2006-09-01 11:22 - General
I've decided to take a shot at writing fiction. Instead of reading on the train, which I've done for years, I'm going to be writing. I'm going to use my HP 200LX palmtop computer to do it. I've been working on outlines so far; one for all my general ideas, and once I worked that far enough, the outline of a story for one of those ideas.
I used its built in Memo application to do this so far. It's a light word processor, it will do on screen word wrapping, and it does multi level outlines very easily. But in that short bit of work, I've found out that Memo just won't cut the mustard for real writing. So, I started looking for something else to use. One of the reasons I really love the 200LX is that they call it a palmtop computer, and it really is a palmtop computer. It might not be the fastest hottest thing, but it is a real PC compatible machine, and it runs MS-DOS 5.0. Which means that it runs a vast array of already existing DOS programs!

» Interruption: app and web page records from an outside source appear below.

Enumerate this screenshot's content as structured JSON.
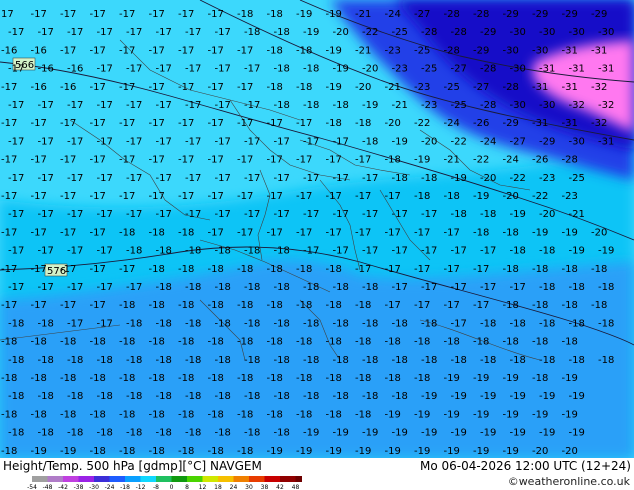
{
  "footer": {
    "title_left": "Height/Temp. 500 hPa [gdmp][°C] NAVGEM",
    "title_right": "Mo 06-04-2026 12:00 UTC (12+24)",
    "credit": "©weatheronline.co.uk"
  },
  "colorbar": {
    "ticks": [
      "-54",
      "-48",
      "-42",
      "-38",
      "-30",
      "-24",
      "-18",
      "-12",
      "-8",
      "0",
      "8",
      "12",
      "18",
      "24",
      "30",
      "38",
      "42",
      "48",
      "54"
    ],
    "colors": [
      "#a0a0a0",
      "#b07cc8",
      "#c040e0",
      "#9a22e6",
      "#3c2ed8",
      "#1e5cff",
      "#0aa0ff",
      "#10d8ff",
      "#20c060",
      "#109a10",
      "#4ad400",
      "#d0e800",
      "#f6c000",
      "#f08000",
      "#e83c00",
      "#c80000",
      "#900000",
      "#6e0000"
    ]
  },
  "map": {
    "colors": {
      "cyan_light": "#3cd8fc",
      "cyan": "#0fc4f6",
      "blue_mid": "#2aa0f8",
      "blue": "#1e78f0",
      "blue_dark": "#2040e8",
      "indigo": "#1510c8",
      "magenta": "#ff78f0"
    },
    "contour_labels": [
      "566",
      "576"
    ],
    "temperature_rows": [
      [
        "17",
        "-17",
        "-17",
        "-17",
        "-17",
        "-17",
        "-17",
        "-17",
        "-18",
        "-18",
        "-19",
        "-19",
        "-21",
        "-24",
        "-27",
        "-28",
        "-28",
        "-29",
        "-29",
        "-29",
        "-29",
        "-29"
      ],
      [
        "-17",
        "-17",
        "-17",
        "-17",
        "-17",
        "-17",
        "-17",
        "-17",
        "-18",
        "-18",
        "-19",
        "-20",
        "-22",
        "-25",
        "-28",
        "-28",
        "-29",
        "-30",
        "-30",
        "-30",
        "-30"
      ],
      [
        "-16",
        "-16",
        "-17",
        "-17",
        "-17",
        "-17",
        "-17",
        "-17",
        "-17",
        "-18",
        "-18",
        "-19",
        "-21",
        "-23",
        "-25",
        "-28",
        "-29",
        "-30",
        "-30",
        "-31",
        "-31",
        "-30"
      ],
      [
        "-17",
        "-16",
        "-16",
        "-17",
        "-17",
        "-17",
        "-17",
        "-17",
        "-17",
        "-18",
        "-18",
        "-19",
        "-20",
        "-23",
        "-25",
        "-27",
        "-28",
        "-30",
        "-31",
        "-31",
        "-31",
        "-31"
      ],
      [
        "-17",
        "-16",
        "-16",
        "-17",
        "-17",
        "-17",
        "-17",
        "-17",
        "-17",
        "-18",
        "-18",
        "-19",
        "-20",
        "-21",
        "-23",
        "-25",
        "-27",
        "-28",
        "-31",
        "-31",
        "-32",
        "-32"
      ],
      [
        "-17",
        "-17",
        "-17",
        "-17",
        "-17",
        "-17",
        "-17",
        "-17",
        "-17",
        "-18",
        "-18",
        "-18",
        "-19",
        "-21",
        "-23",
        "-25",
        "-28",
        "-30",
        "-30",
        "-32",
        "-32",
        "-32"
      ],
      [
        "-17",
        "-17",
        "-17",
        "-17",
        "-17",
        "-17",
        "-17",
        "-17",
        "-17",
        "-17",
        "-17",
        "-18",
        "-18",
        "-20",
        "-22",
        "-24",
        "-26",
        "-29",
        "-31",
        "-31",
        "-32"
      ],
      [
        "-17",
        "-17",
        "-17",
        "-17",
        "-17",
        "-17",
        "-17",
        "-17",
        "-17",
        "-17",
        "-17",
        "-17",
        "-18",
        "-19",
        "-20",
        "-22",
        "-24",
        "-27",
        "-29",
        "-30",
        "-31"
      ],
      [
        "-17",
        "-17",
        "-17",
        "-17",
        "-17",
        "-17",
        "-17",
        "-17",
        "-17",
        "-17",
        "-17",
        "-17",
        "-17",
        "-18",
        "-19",
        "-21",
        "-22",
        "-24",
        "-26",
        "-28"
      ],
      [
        "-17",
        "-17",
        "-17",
        "-17",
        "-17",
        "-17",
        "-17",
        "-17",
        "-17",
        "-17",
        "-17",
        "-17",
        "-17",
        "-18",
        "-18",
        "-19",
        "-20",
        "-22",
        "-23",
        "-25"
      ],
      [
        "-17",
        "-17",
        "-17",
        "-17",
        "-17",
        "-17",
        "-17",
        "-17",
        "-17",
        "-17",
        "-17",
        "-17",
        "-17",
        "-17",
        "-18",
        "-18",
        "-19",
        "-20",
        "-22",
        "-23"
      ],
      [
        "-17",
        "-17",
        "-17",
        "-17",
        "-17",
        "-17",
        "-17",
        "-17",
        "-17",
        "-17",
        "-17",
        "-17",
        "-17",
        "-17",
        "-17",
        "-18",
        "-18",
        "-19",
        "-20",
        "-21"
      ],
      [
        "-17",
        "-17",
        "-17",
        "-17",
        "-18",
        "-18",
        "-18",
        "-17",
        "-17",
        "-17",
        "-17",
        "-17",
        "-17",
        "-17",
        "-17",
        "-17",
        "-18",
        "-18",
        "-19",
        "-19",
        "-20"
      ],
      [
        "-17",
        "-17",
        "-17",
        "-17",
        "-18",
        "-18",
        "-18",
        "-18",
        "-18",
        "-18",
        "-17",
        "-17",
        "-17",
        "-17",
        "-17",
        "-17",
        "-17",
        "-18",
        "-18",
        "-19",
        "-19"
      ],
      [
        "-17",
        "-17",
        "-17",
        "-17",
        "-17",
        "-18",
        "-18",
        "-18",
        "-18",
        "-18",
        "-18",
        "-18",
        "-17",
        "-17",
        "-17",
        "-17",
        "-17",
        "-18",
        "-18",
        "-18",
        "-18"
      ],
      [
        "-17",
        "-17",
        "-17",
        "-17",
        "-17",
        "-18",
        "-18",
        "-18",
        "-18",
        "-18",
        "-18",
        "-18",
        "-18",
        "-17",
        "-17",
        "-17",
        "-17",
        "-17",
        "-18",
        "-18",
        "-18"
      ],
      [
        "-17",
        "-17",
        "-17",
        "-17",
        "-18",
        "-18",
        "-18",
        "-18",
        "-18",
        "-18",
        "-18",
        "-18",
        "-18",
        "-17",
        "-17",
        "-17",
        "-17",
        "-18",
        "-18",
        "-18",
        "-18"
      ],
      [
        "-18",
        "-18",
        "-17",
        "-17",
        "-18",
        "-18",
        "-18",
        "-18",
        "-18",
        "-18",
        "-18",
        "-18",
        "-18",
        "-18",
        "-18",
        "-17",
        "-18",
        "-18",
        "-18",
        "-18",
        "-18"
      ],
      [
        "-18",
        "-18",
        "-18",
        "-18",
        "-18",
        "-18",
        "-18",
        "-18",
        "-18",
        "-18",
        "-18",
        "-18",
        "-18",
        "-18",
        "-18",
        "-18",
        "-18",
        "-18",
        "-18",
        "-18"
      ],
      [
        "-18",
        "-18",
        "-18",
        "-18",
        "-18",
        "-18",
        "-18",
        "-18",
        "-18",
        "-18",
        "-18",
        "-18",
        "-18",
        "-18",
        "-18",
        "-18",
        "-18",
        "-18",
        "-18",
        "-18",
        "-18"
      ],
      [
        "-18",
        "-18",
        "-18",
        "-18",
        "-18",
        "-18",
        "-18",
        "-18",
        "-18",
        "-18",
        "-18",
        "-18",
        "-18",
        "-18",
        "-18",
        "-19",
        "-19",
        "-19",
        "-18",
        "-19"
      ],
      [
        "-18",
        "-18",
        "-18",
        "-18",
        "-18",
        "-18",
        "-18",
        "-18",
        "-18",
        "-18",
        "-18",
        "-18",
        "-18",
        "-18",
        "-19",
        "-19",
        "-19",
        "-19",
        "-19",
        "-19"
      ],
      [
        "-18",
        "-18",
        "-18",
        "-18",
        "-18",
        "-18",
        "-18",
        "-18",
        "-18",
        "-18",
        "-18",
        "-18",
        "-18",
        "-19",
        "-19",
        "-19",
        "-19",
        "-19",
        "-19",
        "-19"
      ],
      [
        "-18",
        "-18",
        "-18",
        "-18",
        "-18",
        "-18",
        "-18",
        "-18",
        "-18",
        "-18",
        "-19",
        "-19",
        "-19",
        "-19",
        "-19",
        "-19",
        "-19",
        "-19",
        "-19",
        "-19"
      ],
      [
        "-18",
        "-19",
        "-19",
        "-18",
        "-18",
        "-18",
        "-18",
        "-18",
        "-18",
        "-19",
        "-19",
        "-19",
        "-19",
        "-19",
        "-19",
        "-19",
        "-19",
        "-19",
        "-20",
        "-20"
      ],
      [
        "-19",
        "-19",
        "-19",
        "-19",
        "-18",
        "-18",
        "-19",
        "-19",
        "-19",
        "-19",
        "-19",
        "-19",
        "-19",
        "-19",
        "-19",
        "-19",
        "-19",
        "-20",
        "-20",
        "-20"
      ]
    ]
  }
}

Back in my school days, I used WordPerfect for DOS. I didn't still have a copy, but I sent an email off to my Dad, who I expected might still have it lying around. But I was impatient, so I started looking around to see if I could dig up a copy online. Eventually, I did find a copy of WordPerfect at a very nice abandonware site called Vetusware. But before that, I found that not only is Microsoft Word for DOS out there, it's available for download from Microsoft for no charge. The page I found explained that it had to do with the Y2K fix, and WikiPedia agrees. When Microsoft patched it, rather than go through the effort of producing an updater and checking licenses and whatnot, they apparently decided to simply distribute the fixed version for free. And never took it away.
It gets more interesting
So I set it up, and I got it running on my palmtop. We'll see how that goes. The really interesting bit is the comic value that yet remains, though. In setting it up and checking that it all worked and whatnot, I dug around in the settings and options just a bit. And I saw something funny.
Quite some time ago Microsoft started bragging about their new "Ribbon" feature in the upcoming version of Office. They spent all sorts of effort on a massive marketing video and said that it is "the most significant update to the Microsoft Office user interface in more than a decade". Technically I suppose that might be true, since Word 5.5 says copyright 1990, so it was more than a decade ago. But either way, they already had "the ribbon" back in those days (animated gif demo, which might have already finished by the time you scrolled down here, so you might want to reload):
Hehe, silly Microsoft. Now, I know: This new ribbon is slightly more advanced than that old ribbon. But I still find it comical to put so much gusto beind something, to call it revolutionary and advanced, when it is not only an old idea, but an old idea that you yourself have done before.